Water (more an essay than a poem, truth be told)
Water is a necessity of life. And though the magazine Life may have made a big splash when it took a dive a while ago, water continues to flow. Water comes in many shapes: there’s a cup of water, a glass of water, a pitcher of water and Tumwater. There are waterfalls, lakes of water, rivers of water and the many waters. And though you may not be a lumberjack, you could still get waterlogged rather easily in a downpour. Speaking of reign, King Henry VIII was sprinkled with water before his reign of almost 40 years, though it was not called “reign water,” but holy water. Other types of water are not so holy. For instance, even if your name is not Lou, you may have to face your Waterloo. And while one man’s Waterloo may be another man’s Watergate, it is surely true that people with water on the knee are better off than those with water on the brain. On the other hand, water should be at least as deep as the brain for a decent swim. Some people like to swim so much that they play water polo, leaving their polo ponies out of the pool. I once wore a polo shirt that had a high-water mark; and while Mark is certainly a high-water mark of the Gospels, he was only Luke-warm about storms at sea. Indoor Johns also require water to function and might be called “head” waters. The headwaters of the Sacramento are known to us all, though at times they may leave us high and dry.
If we say a man went to a watery grave, we don’t necessarily mean that the water-table was too high, though a water-bed can be. And though you may never have eaten at a water-table, you would certainly be able to drink your fill. While the average artist does not enjoy drawing water, even using watercolors (such as aqua), the caption of the Titanic appreciated drawing water even less. And though that was no bugler present on the Titanic to play Taps, certainly there were water taps aboard. While the cruise was designed to be a shake-down, it turned out to be watered down. And though many passengers were clearly “in the money,” they also ended up in the water.

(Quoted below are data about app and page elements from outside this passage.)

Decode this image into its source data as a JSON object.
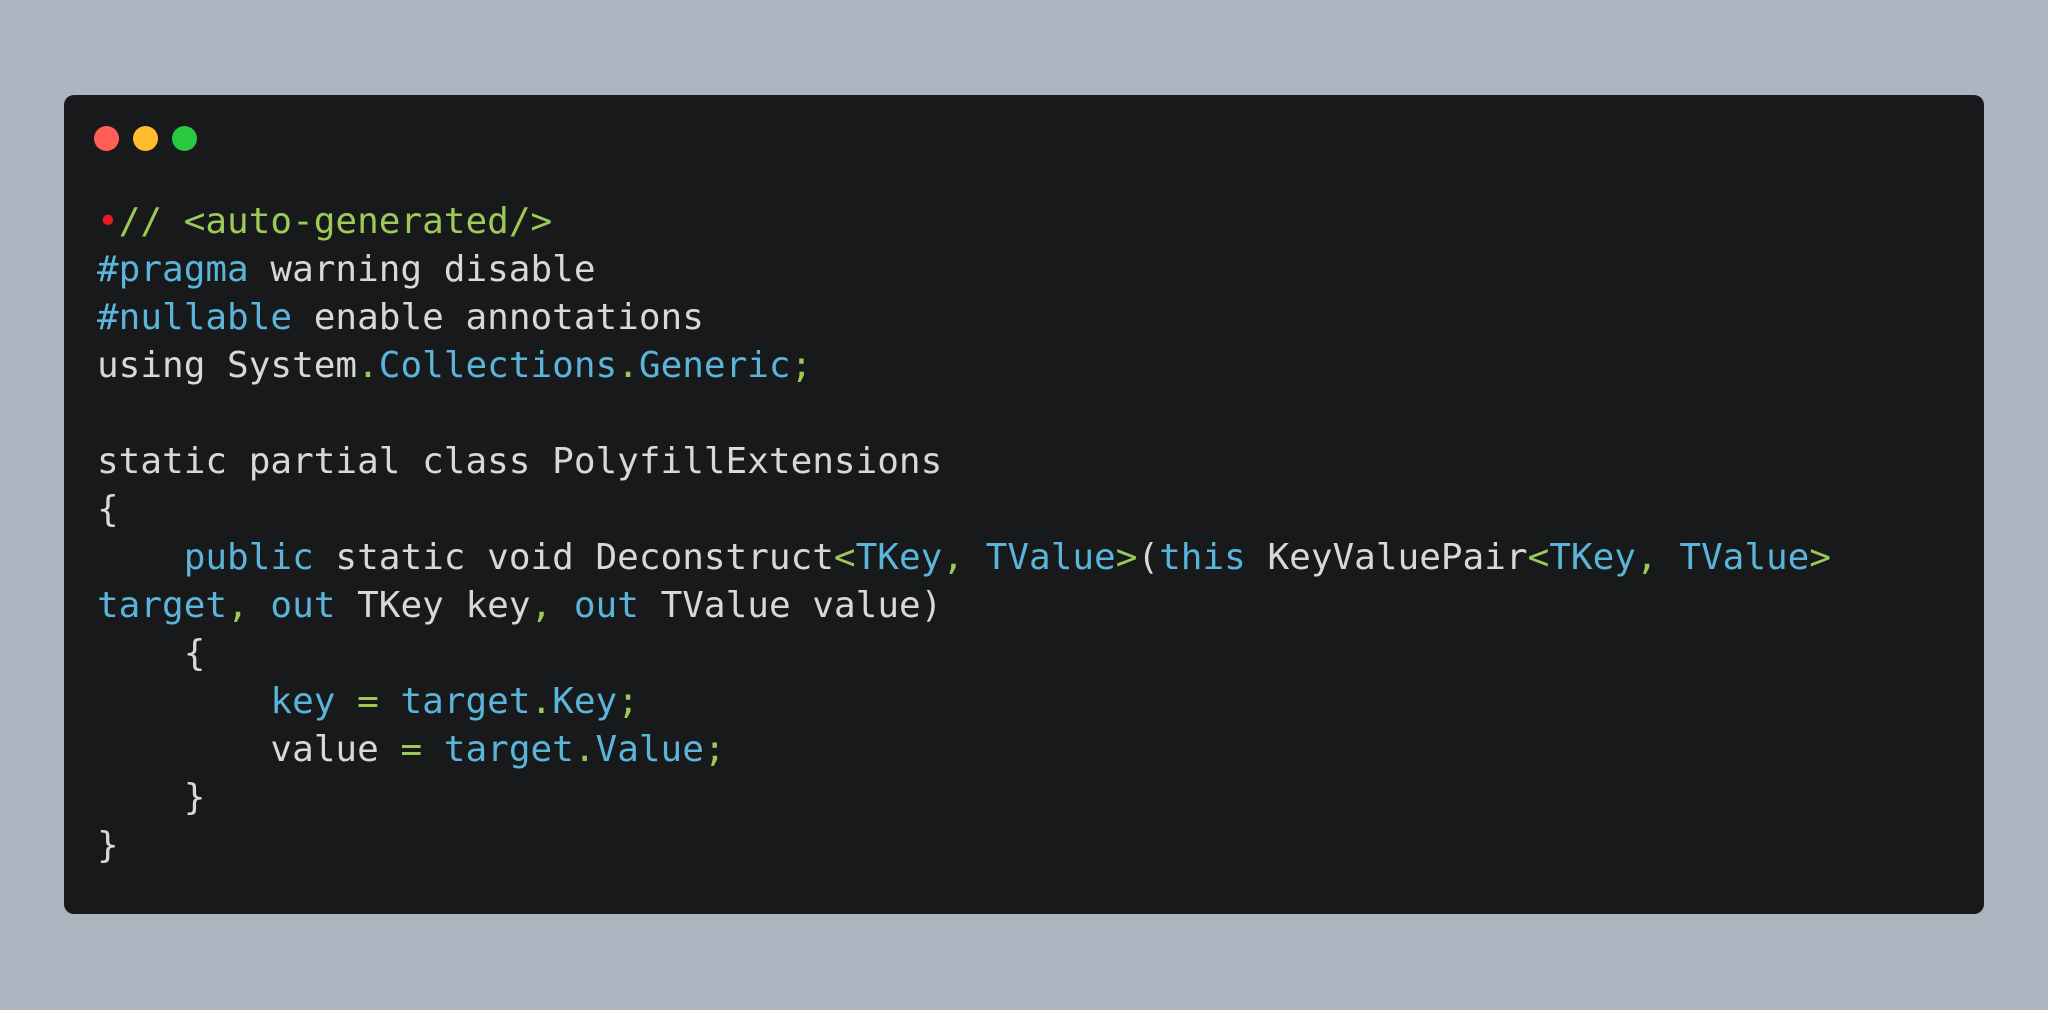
{
  "window": {
    "controls": [
      "close",
      "minimize",
      "maximize"
    ],
    "colors": {
      "background": "#abb5c0",
      "editor": "#18191b",
      "plain": "#d8d8d8",
      "keyword": "#5bb4da",
      "punctuation": "#9bca57",
      "close": "#ff5f57",
      "minimize": "#febc2e",
      "maximize": "#28c840"
    }
  },
  "code": {
    "lines": [
      [
        {
          "text": "•",
          "type": "dot"
        },
        {
          "text": "// <auto-generated/>",
          "type": "comment"
        }
      ],
      [
        {
          "text": "#pragma",
          "type": "key"
        },
        {
          "text": " warning disable",
          "type": "plain"
        }
      ],
      [
        {
          "text": "#nullable",
          "type": "key"
        },
        {
          "text": " enable annotations",
          "type": "plain"
        }
      ],
      [
        {
          "text": "using System",
          "type": "plain"
        },
        {
          "text": ".",
          "type": "punct"
        },
        {
          "text": "Collections",
          "type": "key"
        },
        {
          "text": ".",
          "type": "punct"
        },
        {
          "text": "Generic",
          "type": "key"
        },
        {
          "text": ";",
          "type": "punct"
        }
      ],
      [],
      [
        {
          "text": "static partial class PolyfillExtensions",
          "type": "plain"
        }
      ],
      [
        {
          "text": "{",
          "type": "plain"
        }
      ],
      [
        {
          "text": "    ",
          "type": "plain"
        },
        {
          "text": "public",
          "type": "key"
        },
        {
          "text": " static void Deconstruct",
          "type": "plain"
        },
        {
          "text": "<",
          "type": "punct"
        },
        {
          "text": "TKey",
          "type": "key"
        },
        {
          "text": ", ",
          "type": "punct"
        },
        {
          "text": "TValue",
          "type": "key"
        },
        {
          "text": ">",
          "type": "punct"
        },
        {
          "text": "(",
          "type": "plain"
        },
        {
          "text": "this",
          "type": "key"
        },
        {
          "text": " KeyValuePair",
          "type": "plain"
        },
        {
          "text": "<",
          "type": "punct"
        },
        {
          "text": "TKey",
          "type": "key"
        },
        {
          "text": ", ",
          "type": "punct"
        },
        {
          "text": "TValue",
          "type": "key"
        },
        {
          "text": ">",
          "type": "punct"
        }
      ],
      [
        {
          "text": "target",
          "type": "key"
        },
        {
          "text": ", ",
          "type": "punct"
        },
        {
          "text": "out",
          "type": "key"
        },
        {
          "text": " TKey key",
          "type": "plain"
        },
        {
          "text": ", ",
          "type": "punct"
        },
        {
          "text": "out",
          "type": "key"
        },
        {
          "text": " TValue value)",
          "type": "plain"
        }
      ],
      [
        {
          "text": "    {",
          "type": "plain"
        }
      ],
      [
        {
          "text": "        ",
          "type": "plain"
        },
        {
          "text": "key",
          "type": "key"
        },
        {
          "text": " = ",
          "type": "punct"
        },
        {
          "text": "target",
          "type": "key"
        },
        {
          "text": ".",
          "type": "punct"
        },
        {
          "text": "Key",
          "type": "key"
        },
        {
          "text": ";",
          "type": "punct"
        }
      ],
      [
        {
          "text": "        value",
          "type": "plain"
        },
        {
          "text": " = ",
          "type": "punct"
        },
        {
          "text": "target",
          "type": "key"
        },
        {
          "text": ".",
          "type": "punct"
        },
        {
          "text": "Value",
          "type": "key"
        },
        {
          "text": ";",
          "type": "punct"
        }
      ],
      [
        {
          "text": "    }",
          "type": "plain"
        }
      ],
      [
        {
          "text": "}",
          "type": "plain"
        }
      ]
    ]
  }
}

It must be admitted, however, that there are many ways of getting your feet wet, not the least of which are waterways, and though someone may give you the works, it’s doubtful they’ll give you the waterworks. It’s also doubtful you have ever cross-country skied on water skis, though there is a lot of water across the country. Certainly you should be able to get farther and higher on water skis than on a water bottle; just how far or how high depends on what’s in the water bottle, of course. All of which goes to prove that seasoned sailors in polite company are like gourmets: they know how to hold their water.
- RdH (1975)